Buoyed by the news of Franco Manca opening a branch in Belsize Park soon, we felt we should go and visit our current nearest one (at the top of Tottenham Court Road) to refresh our memories of their sourdough slices of heaven. Since discovering the original Brixton branch about eight years ago, I've been a big fan of Franco Manca. It sounds odd, but having queued for half an hour in chilly Brixton market (they bring out freshly baked foccacia to keep you going) and then sat down to be jostled by fairly crazy waiters passing giant hot plates over your head, these unique pizzas of authentic Neapolitan flavours washed down with madly cheap tumblers of organic wine can hold a special place in one's heart. Since then, pretenders to the throne L'Antica and Pizza Pilgrims have jostled for position in my affections, so I was keen to see if Franco Manca was as good as remembered.
They still have the irritating no booking policy, but thanks in a way to the fact that there are now billions of branches (ok, ten but five more planned for 2015), we were able to casually stroll in at 1.30pm on a Saturday and be seated straight away - and we had a buggy. Prosecco ordered (£19/bottle) and burrata sharer at the ready, standard, we got stuck in. Not much to report on the burrata; it was pleasingly creamy and came with some nicely dressed bits and pieces.
There are now more pizzas to choose from than I remember. There were six standard ones on the menu, two specials and endless extra toppings available. I went for the meat special, which was a bianca with wild pig cappocollo (like proscuitto but no brining process), parmesan, mozzarella, watercress and potato. You can see in the title picture that it was truly excellent and was so nice to see potato on a pizza for a change - you will always see potato pizza in Italy, but its rare to see on a menu here I think. Much is made of the sourdough base and the cooking process at Franco Manca and it is true that the bases here are really the superstars of the pizza base world. They say: "The slow levitation and blast-cooking process lock in the flour's natural aroma and moisture giving a soft, easily digestible crust. As a result, the edge (cornicione) is excellent and shouldn't be discarded." Sure, and very commendable it is too, but should there be more crust than actual pizza? I don't think so, and that is definitely the case with the number three (bianca, wild broccoli, fancy sausage) we got below:

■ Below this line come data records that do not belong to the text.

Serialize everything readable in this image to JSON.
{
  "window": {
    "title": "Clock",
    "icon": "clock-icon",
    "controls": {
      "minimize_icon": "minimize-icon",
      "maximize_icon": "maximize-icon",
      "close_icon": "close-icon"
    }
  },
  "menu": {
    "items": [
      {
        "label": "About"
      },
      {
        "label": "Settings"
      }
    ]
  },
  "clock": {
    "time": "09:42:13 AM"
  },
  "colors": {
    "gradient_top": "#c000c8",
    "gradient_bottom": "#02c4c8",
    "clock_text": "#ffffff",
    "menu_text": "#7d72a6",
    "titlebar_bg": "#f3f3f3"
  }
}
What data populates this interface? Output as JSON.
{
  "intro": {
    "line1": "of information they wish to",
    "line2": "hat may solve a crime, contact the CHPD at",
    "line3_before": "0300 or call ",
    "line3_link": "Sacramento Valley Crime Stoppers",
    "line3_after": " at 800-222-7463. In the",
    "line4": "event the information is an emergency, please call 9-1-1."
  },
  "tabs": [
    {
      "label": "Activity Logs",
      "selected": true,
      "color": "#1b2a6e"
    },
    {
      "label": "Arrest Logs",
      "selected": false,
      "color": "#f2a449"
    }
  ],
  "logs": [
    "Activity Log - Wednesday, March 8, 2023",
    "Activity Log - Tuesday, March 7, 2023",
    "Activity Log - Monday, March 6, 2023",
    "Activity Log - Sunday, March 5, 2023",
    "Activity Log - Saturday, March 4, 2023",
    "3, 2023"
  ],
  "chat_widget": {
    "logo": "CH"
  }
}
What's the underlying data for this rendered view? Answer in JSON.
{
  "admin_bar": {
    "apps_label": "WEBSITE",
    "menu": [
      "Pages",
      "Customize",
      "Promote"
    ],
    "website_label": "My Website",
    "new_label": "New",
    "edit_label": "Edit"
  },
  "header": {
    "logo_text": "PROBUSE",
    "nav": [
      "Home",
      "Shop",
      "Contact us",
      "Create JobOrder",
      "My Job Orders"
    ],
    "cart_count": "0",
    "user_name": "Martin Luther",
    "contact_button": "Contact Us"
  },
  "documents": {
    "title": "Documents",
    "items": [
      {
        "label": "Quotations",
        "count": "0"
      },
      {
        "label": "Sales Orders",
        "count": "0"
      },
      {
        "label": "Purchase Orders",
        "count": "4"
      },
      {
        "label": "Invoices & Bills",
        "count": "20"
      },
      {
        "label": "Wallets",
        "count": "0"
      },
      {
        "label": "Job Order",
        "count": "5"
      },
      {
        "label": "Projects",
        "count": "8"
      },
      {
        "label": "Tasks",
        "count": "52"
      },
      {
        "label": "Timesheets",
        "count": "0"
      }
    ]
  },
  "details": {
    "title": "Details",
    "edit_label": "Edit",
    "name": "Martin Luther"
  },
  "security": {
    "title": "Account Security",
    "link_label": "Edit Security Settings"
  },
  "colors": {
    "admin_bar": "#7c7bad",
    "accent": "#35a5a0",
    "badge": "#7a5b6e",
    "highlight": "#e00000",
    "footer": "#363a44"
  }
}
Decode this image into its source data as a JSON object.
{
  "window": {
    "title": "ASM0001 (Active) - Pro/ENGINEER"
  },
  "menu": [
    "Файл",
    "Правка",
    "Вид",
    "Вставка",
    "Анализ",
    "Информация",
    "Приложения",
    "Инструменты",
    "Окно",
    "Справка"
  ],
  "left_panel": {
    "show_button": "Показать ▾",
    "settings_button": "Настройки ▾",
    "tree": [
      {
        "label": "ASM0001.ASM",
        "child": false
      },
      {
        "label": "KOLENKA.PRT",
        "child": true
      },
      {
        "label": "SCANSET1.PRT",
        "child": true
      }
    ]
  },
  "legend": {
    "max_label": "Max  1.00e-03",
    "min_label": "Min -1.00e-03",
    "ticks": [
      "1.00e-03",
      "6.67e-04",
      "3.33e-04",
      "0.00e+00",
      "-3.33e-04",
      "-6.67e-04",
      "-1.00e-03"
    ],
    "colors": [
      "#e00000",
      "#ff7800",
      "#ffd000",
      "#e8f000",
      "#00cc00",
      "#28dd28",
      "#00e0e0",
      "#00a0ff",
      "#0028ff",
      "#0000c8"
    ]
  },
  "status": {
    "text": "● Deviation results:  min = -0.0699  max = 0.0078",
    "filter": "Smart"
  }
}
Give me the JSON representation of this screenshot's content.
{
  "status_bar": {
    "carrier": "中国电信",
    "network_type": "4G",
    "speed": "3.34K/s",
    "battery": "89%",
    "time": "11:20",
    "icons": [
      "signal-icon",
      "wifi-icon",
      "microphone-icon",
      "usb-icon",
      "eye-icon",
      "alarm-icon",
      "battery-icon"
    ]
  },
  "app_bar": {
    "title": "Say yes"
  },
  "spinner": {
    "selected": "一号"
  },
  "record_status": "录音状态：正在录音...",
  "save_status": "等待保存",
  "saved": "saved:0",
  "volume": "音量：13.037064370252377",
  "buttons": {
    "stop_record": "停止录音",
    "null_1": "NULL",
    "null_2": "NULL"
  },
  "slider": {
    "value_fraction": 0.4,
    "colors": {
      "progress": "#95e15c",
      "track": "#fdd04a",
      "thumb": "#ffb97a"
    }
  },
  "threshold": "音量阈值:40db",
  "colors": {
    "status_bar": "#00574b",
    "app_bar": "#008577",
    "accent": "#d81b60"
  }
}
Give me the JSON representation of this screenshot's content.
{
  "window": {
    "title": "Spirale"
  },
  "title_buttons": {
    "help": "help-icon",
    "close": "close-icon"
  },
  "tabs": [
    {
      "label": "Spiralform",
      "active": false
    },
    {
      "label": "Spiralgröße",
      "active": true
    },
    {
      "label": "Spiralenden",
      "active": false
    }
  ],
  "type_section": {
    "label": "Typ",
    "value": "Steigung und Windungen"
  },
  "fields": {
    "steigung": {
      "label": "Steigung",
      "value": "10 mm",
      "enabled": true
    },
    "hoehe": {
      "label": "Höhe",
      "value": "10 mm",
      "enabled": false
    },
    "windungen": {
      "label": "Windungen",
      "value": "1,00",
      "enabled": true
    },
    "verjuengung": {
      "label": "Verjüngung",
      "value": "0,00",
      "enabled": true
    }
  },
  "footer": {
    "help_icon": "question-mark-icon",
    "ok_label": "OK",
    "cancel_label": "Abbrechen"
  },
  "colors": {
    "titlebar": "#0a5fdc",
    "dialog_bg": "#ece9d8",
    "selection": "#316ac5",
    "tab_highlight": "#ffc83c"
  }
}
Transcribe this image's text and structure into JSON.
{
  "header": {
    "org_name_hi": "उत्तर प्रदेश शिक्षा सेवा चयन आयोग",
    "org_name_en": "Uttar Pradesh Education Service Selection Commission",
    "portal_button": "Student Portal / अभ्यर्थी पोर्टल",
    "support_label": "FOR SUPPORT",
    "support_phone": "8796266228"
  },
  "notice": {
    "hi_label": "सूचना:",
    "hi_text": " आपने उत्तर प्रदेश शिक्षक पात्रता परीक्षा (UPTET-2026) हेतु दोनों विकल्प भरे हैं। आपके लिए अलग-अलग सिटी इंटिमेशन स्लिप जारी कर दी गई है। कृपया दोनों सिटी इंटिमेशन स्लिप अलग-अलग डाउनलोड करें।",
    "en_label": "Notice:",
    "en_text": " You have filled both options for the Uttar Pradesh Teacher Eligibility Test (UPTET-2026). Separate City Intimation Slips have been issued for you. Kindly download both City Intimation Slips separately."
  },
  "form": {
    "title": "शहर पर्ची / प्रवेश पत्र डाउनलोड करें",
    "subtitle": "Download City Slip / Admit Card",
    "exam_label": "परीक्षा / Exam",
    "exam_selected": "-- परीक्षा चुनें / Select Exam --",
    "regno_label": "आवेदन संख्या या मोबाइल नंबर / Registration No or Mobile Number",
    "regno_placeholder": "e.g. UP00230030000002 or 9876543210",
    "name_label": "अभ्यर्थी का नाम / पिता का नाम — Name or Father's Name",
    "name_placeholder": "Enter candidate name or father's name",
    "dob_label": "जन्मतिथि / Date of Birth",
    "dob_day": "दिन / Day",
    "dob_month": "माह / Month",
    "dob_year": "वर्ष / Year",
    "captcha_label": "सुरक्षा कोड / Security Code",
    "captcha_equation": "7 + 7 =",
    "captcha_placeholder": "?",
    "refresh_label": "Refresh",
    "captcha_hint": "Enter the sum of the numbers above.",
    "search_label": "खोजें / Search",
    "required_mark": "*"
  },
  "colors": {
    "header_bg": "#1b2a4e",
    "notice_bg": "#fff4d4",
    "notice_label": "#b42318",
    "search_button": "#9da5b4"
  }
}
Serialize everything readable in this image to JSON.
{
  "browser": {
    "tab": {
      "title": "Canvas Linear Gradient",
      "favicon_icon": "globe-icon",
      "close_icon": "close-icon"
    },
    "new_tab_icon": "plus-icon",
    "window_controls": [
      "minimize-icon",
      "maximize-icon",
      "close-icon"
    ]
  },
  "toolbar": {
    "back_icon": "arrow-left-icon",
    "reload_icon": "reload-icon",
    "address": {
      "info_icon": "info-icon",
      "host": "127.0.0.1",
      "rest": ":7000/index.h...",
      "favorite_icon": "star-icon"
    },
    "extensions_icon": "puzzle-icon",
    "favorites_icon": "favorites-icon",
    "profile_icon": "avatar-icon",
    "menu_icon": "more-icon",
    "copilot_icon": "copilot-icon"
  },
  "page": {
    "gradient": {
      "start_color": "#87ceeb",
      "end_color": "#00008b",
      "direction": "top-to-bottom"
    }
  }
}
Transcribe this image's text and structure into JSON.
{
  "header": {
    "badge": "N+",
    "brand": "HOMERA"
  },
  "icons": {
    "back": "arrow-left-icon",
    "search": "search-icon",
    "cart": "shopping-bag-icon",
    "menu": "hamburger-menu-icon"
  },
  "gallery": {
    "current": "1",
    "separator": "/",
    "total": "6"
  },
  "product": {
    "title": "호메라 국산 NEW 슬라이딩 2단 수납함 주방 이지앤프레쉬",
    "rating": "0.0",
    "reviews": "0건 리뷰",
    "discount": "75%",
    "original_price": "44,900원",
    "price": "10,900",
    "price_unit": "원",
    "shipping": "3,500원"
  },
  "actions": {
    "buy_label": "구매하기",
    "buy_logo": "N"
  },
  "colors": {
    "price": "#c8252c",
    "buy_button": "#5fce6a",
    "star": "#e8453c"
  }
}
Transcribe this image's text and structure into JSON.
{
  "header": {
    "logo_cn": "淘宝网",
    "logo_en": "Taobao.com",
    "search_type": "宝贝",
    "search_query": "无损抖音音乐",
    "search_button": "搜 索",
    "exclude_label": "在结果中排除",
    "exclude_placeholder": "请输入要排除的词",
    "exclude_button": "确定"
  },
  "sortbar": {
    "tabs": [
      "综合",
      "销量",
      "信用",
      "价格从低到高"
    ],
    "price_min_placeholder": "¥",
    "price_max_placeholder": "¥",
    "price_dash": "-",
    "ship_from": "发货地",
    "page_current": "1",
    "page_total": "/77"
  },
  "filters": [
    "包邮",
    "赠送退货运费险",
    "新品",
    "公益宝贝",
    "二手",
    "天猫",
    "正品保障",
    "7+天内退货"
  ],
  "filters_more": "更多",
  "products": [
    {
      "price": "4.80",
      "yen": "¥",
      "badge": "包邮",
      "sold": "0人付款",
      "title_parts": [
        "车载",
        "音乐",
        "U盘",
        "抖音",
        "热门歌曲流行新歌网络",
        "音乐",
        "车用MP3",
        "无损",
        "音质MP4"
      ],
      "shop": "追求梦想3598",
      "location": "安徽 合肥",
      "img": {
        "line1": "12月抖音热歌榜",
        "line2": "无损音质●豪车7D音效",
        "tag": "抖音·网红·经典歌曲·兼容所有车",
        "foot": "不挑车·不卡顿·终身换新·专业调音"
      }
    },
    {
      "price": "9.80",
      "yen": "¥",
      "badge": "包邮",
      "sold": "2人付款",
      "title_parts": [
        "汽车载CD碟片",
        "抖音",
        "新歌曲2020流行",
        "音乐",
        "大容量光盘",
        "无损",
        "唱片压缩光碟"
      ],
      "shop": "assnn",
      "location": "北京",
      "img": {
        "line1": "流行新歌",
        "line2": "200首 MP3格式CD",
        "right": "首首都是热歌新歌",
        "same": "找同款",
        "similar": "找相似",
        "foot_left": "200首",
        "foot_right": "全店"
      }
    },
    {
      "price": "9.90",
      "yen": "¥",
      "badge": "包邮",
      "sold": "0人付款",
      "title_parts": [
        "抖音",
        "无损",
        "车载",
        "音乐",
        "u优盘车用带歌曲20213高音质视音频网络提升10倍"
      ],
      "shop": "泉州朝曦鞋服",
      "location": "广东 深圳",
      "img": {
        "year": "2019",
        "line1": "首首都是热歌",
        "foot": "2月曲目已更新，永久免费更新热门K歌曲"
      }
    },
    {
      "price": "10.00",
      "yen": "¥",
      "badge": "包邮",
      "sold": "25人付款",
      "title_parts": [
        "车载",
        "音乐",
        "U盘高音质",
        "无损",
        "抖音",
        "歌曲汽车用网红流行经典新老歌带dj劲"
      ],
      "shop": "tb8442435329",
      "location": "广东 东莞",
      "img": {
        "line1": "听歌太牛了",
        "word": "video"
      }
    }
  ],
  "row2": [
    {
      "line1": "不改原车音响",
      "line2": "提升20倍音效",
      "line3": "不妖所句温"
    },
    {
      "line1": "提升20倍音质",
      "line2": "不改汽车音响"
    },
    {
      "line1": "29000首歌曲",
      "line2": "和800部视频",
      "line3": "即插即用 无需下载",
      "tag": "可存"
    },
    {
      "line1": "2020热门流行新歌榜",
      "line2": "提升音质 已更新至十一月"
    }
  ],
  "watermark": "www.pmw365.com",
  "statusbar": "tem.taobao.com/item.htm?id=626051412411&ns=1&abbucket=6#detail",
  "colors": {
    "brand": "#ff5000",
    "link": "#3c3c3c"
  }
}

Whilst the ingredients were as top notch as ever, we couldn't help feeling a tad shortchanged, particularly as it was a bianca. Chilli oil went towards remedying the situation.
The number four, a ham, mushroom and ricotta number, was by all accounts a deeply satisfying carb hit but again, she found herself overwhelmed by the crust despite faring a bit better with the ratio of base to topping:
Still, for under £7 a pizza these truly are extraordinary value and definitely among the best you will have in London (any objections, send me your suggestions). The newer branches lack the buzz and authenticity of the Brixton market atmosphere, and this in turn affects your enjoyment I think. However, the staff cannot do enough for you and it does still maintain a very Neapolitan feel in terms of the informality and being forced to get pretty up close and personal with the table next to you. You should still go, but get to the Brixton one if at all possible. I'm sure we'll be at the Belsize one with embarrassing regularity when it arrives in March.
Until then, on another pizza note, tomorrow I'm going to be sampling six of L'Antica's best at this Pizza Tuesday event and I can't wait to report back.